* [Problem to solve] Every line holding the string "icon" should be copied from the listing.

* [Task input]
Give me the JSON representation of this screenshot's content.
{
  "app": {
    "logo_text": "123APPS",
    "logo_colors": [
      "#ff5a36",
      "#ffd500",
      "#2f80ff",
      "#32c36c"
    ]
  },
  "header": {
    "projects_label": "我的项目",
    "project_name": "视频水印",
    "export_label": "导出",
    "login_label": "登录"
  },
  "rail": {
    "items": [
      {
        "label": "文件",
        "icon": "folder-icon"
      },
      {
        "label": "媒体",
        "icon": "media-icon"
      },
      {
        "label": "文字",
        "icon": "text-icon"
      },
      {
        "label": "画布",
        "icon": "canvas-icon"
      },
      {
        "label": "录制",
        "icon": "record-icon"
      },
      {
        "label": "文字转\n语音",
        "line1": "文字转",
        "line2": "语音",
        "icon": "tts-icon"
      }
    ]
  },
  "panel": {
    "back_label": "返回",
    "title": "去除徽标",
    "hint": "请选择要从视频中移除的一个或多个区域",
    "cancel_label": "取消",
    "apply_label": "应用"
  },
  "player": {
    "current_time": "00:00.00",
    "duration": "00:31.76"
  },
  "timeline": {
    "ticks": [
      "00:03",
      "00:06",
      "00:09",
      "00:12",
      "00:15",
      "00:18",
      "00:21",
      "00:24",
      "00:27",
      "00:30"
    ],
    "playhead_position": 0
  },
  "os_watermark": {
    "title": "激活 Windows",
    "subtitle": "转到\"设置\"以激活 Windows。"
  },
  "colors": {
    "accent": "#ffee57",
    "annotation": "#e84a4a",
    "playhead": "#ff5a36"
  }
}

* [Completed task]
        "icon": "folder-icon"
        "icon": "media-icon"
        "icon": "text-icon"
        "icon": "canvas-icon"
        "icon": "record-icon"
        "icon": "tts-icon"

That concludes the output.